- M. Dirani, F. M. A. Islam, and P. N. Baird, “The role of birth weight in Myopia—the genes in myopia twin study,” Ophthalmic Research, vol. 41, no. 3, pp. 154–159, 2009.
- C. Sun, A.-L. Ponsonby, S. A. Brown et al., “Associations of birth weight with ocular biometry, refraction, and glaucomatous endophenotypes: the australian twins eye study,” American Journal of Ophthalmology, vol. 150, no. 6, pp. 909–916, 2010.
- B. A. Darlow, R. S. Clemett, L. J. Horwood, and N. Mogridge, “Prospective study of New Zealand infants with birth weight less than 1500 g and screened for retinopathy of prematurity: visual outcome at age 7-8 years,” British Journal of Ophthalmology, vol. 81, no. 11, pp. 935–940, 1997.
- E. K. Larsson, A. C. Rydberg, and G. E. Holmström, “A population-based study of the refractive outcome in 10-year-old preterm and full-term children,” Archives of Ophthalmology, vol. 121, no. 10, pp. 1430–1436, 2003.
- K. J. Saunders, D. L. McCulloch, A. J. Shepherd, and A. G. Wilkinson, “Emmetropisation following preterm birth,” British Journal of Ophthalmology, vol. 86, no. 9, pp. 1035–1040, 2002.
- M. Verma, J. Chhatwal, S. Jaison, S. Thomas, and R. Daniel, “Refractive errors in preterm babies,” Indian Pediatrics, vol. 31, no. 10, pp. 1183–1186, 1994.
- S.-M. Saw, S.-B. Tan, D. Fung et al., “IQ and the association with myopia in children,” Investigative Ophthalmology and Visual Science, vol. 45, no. 9, pp. 2943–2948, 2004.
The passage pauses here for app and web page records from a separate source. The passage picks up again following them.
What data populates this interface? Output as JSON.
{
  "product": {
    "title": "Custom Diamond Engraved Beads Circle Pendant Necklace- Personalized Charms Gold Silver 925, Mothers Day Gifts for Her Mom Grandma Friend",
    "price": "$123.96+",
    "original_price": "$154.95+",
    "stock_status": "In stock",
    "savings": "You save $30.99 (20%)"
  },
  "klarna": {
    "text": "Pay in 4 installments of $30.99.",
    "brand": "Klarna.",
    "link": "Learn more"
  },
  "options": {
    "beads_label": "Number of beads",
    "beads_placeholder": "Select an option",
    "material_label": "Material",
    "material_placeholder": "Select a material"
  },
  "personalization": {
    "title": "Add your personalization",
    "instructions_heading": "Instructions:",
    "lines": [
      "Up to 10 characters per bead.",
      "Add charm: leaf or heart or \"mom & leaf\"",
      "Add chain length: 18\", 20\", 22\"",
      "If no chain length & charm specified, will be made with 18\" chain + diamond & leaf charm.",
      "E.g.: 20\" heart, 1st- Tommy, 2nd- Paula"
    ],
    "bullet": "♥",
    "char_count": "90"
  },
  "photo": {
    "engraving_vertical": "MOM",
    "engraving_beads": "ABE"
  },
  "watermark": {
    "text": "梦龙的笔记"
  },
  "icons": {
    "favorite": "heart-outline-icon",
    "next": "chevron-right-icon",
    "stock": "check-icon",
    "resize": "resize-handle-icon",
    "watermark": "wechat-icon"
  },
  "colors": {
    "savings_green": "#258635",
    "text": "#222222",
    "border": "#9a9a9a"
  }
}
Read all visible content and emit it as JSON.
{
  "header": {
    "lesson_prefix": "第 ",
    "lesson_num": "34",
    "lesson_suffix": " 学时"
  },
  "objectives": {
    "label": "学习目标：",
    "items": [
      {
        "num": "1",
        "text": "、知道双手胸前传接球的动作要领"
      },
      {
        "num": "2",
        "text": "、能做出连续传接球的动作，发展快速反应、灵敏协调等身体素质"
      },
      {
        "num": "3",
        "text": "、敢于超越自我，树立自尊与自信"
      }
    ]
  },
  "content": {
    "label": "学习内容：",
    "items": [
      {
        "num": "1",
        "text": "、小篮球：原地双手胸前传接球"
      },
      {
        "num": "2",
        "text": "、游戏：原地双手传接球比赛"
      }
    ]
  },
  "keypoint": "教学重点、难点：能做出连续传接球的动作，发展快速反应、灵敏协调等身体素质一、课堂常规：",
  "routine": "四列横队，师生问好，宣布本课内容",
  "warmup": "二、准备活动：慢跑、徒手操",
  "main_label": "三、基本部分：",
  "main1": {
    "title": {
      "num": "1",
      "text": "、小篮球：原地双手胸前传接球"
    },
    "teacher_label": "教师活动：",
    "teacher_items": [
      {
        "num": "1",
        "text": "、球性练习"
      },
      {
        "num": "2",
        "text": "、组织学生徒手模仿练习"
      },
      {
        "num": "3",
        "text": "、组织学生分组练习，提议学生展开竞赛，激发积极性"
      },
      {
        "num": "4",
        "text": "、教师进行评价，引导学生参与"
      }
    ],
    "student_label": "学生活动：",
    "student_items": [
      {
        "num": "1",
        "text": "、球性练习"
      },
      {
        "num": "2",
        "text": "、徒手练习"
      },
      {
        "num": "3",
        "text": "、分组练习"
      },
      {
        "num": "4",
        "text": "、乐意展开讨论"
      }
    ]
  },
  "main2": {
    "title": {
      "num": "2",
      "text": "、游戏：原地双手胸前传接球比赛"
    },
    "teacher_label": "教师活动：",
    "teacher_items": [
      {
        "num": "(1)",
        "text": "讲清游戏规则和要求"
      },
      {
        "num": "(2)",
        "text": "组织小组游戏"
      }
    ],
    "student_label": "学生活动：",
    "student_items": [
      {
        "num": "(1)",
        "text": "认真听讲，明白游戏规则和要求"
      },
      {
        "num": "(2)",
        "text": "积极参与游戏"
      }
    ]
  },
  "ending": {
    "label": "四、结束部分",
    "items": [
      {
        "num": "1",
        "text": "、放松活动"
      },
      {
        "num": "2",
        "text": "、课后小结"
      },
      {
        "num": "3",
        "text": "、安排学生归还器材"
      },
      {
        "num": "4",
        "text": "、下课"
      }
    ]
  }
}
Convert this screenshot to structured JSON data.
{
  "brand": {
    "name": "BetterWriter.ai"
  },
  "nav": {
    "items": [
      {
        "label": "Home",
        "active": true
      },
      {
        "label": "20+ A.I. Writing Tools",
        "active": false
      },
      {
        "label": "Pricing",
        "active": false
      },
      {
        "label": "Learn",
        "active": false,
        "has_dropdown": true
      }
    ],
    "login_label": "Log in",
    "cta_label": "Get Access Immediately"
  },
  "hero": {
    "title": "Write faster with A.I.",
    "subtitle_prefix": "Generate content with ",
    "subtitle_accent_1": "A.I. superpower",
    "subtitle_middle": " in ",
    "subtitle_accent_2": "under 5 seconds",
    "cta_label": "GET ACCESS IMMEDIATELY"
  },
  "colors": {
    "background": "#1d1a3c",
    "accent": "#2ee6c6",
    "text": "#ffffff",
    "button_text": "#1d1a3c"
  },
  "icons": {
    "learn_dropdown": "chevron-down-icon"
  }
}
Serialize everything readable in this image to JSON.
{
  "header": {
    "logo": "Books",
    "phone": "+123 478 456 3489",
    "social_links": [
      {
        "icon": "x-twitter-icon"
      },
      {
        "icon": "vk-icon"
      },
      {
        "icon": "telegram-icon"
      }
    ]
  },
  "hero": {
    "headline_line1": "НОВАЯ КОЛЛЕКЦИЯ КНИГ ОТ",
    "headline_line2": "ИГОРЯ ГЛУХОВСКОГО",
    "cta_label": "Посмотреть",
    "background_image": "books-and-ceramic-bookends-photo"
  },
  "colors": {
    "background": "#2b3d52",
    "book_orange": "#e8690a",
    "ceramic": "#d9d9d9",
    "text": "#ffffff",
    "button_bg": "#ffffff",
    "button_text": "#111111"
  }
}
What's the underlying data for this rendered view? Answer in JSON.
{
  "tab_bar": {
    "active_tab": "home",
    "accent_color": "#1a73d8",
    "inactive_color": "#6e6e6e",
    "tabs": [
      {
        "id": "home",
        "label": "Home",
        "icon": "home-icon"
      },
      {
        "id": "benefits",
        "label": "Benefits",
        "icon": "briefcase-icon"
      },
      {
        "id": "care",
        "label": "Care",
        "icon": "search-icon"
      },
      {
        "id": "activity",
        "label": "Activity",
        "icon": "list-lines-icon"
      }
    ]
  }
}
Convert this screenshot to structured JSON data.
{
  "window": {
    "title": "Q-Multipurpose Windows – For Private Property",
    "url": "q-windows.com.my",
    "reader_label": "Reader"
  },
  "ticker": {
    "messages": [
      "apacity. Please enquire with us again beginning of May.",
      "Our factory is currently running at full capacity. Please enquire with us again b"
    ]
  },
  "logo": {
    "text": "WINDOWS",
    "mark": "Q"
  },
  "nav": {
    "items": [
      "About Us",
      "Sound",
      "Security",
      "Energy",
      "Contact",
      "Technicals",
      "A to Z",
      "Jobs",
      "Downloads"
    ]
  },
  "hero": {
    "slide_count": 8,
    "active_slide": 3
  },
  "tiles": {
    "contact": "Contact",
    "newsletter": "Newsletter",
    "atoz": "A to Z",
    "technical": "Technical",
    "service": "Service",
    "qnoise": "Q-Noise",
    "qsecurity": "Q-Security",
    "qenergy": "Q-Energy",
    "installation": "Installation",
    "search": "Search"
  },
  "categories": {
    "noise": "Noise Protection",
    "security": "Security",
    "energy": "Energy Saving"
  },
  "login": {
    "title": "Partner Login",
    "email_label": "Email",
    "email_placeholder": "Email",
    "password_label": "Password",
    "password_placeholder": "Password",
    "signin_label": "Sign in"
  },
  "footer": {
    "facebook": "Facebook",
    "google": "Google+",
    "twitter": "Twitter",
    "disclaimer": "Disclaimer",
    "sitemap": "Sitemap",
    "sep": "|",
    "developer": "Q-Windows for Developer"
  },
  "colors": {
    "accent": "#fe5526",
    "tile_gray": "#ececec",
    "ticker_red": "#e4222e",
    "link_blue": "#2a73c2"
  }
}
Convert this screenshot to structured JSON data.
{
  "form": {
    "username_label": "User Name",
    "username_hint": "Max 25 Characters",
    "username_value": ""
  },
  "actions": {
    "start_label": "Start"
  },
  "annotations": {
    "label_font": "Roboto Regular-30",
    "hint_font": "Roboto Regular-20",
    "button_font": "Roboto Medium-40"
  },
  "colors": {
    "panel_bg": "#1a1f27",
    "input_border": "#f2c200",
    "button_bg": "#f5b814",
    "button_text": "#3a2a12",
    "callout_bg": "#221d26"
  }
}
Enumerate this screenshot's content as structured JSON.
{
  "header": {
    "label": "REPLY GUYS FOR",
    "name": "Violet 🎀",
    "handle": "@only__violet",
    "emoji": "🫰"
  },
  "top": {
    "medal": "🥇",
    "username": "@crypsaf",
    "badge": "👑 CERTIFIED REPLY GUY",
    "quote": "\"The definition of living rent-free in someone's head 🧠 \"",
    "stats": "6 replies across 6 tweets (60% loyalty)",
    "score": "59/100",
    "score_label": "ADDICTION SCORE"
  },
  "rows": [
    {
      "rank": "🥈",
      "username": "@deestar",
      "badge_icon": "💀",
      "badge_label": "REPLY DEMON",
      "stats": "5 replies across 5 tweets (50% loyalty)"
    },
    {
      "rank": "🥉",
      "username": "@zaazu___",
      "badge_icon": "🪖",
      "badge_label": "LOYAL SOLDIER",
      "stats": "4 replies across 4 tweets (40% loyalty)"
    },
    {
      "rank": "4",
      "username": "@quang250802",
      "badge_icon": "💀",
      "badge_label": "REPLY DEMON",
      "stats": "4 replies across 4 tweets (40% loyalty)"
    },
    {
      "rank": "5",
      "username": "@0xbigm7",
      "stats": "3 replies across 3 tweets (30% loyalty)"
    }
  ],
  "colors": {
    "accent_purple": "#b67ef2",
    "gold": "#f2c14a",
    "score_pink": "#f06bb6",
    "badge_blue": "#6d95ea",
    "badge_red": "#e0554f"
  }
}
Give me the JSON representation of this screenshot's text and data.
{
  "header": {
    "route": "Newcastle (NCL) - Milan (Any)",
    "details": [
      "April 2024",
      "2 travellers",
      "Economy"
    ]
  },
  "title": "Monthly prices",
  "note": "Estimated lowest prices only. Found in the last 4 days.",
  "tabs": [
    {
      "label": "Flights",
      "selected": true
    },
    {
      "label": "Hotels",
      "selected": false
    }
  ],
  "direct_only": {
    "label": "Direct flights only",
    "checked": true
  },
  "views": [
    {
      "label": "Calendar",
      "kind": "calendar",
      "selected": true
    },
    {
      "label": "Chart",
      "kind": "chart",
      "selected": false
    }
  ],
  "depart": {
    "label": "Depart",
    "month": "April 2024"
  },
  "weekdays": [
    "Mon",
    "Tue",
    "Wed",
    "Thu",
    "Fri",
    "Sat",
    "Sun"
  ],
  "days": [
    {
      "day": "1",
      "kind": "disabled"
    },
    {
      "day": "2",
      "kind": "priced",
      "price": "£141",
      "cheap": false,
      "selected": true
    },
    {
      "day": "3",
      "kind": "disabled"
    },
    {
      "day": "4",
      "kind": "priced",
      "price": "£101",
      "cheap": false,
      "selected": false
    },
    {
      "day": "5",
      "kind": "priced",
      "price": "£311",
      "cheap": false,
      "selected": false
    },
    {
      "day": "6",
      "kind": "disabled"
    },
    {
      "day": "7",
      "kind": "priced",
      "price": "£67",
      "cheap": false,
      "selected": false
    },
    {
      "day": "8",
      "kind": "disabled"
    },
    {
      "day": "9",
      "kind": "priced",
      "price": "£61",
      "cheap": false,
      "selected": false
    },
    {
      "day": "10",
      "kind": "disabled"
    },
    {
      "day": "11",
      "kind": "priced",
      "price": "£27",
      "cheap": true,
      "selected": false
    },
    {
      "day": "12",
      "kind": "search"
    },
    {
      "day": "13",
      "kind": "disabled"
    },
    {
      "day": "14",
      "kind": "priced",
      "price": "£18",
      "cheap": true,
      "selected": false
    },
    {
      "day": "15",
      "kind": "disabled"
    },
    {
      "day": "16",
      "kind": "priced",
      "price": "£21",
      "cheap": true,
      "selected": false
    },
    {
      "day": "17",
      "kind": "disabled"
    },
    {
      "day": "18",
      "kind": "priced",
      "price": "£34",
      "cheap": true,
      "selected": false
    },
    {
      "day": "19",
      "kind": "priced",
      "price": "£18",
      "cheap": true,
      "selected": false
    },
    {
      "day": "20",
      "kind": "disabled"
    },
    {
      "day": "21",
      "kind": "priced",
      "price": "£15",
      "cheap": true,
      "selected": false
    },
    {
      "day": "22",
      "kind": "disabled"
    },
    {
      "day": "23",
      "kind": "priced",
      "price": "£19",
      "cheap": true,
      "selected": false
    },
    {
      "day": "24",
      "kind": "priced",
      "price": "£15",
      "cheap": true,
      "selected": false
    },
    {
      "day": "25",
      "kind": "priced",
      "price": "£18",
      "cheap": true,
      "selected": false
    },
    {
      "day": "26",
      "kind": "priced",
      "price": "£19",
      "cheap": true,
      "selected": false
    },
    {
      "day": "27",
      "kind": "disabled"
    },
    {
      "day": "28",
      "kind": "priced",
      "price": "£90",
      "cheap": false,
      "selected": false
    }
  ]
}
- I. Morgan and K. Rose, “How genetic is school myopia?” Progress in Retinal and Eye Research, vol. 24, no. 1, pp. 1–38, 2005.
Copyright © 2015 Berna Akova-Budak et al. This is an open access article distributed under the Creative Commons Attribution License, which permits unrestricted use, distribution, and reproduction in any medium, provided the original work is properly cited.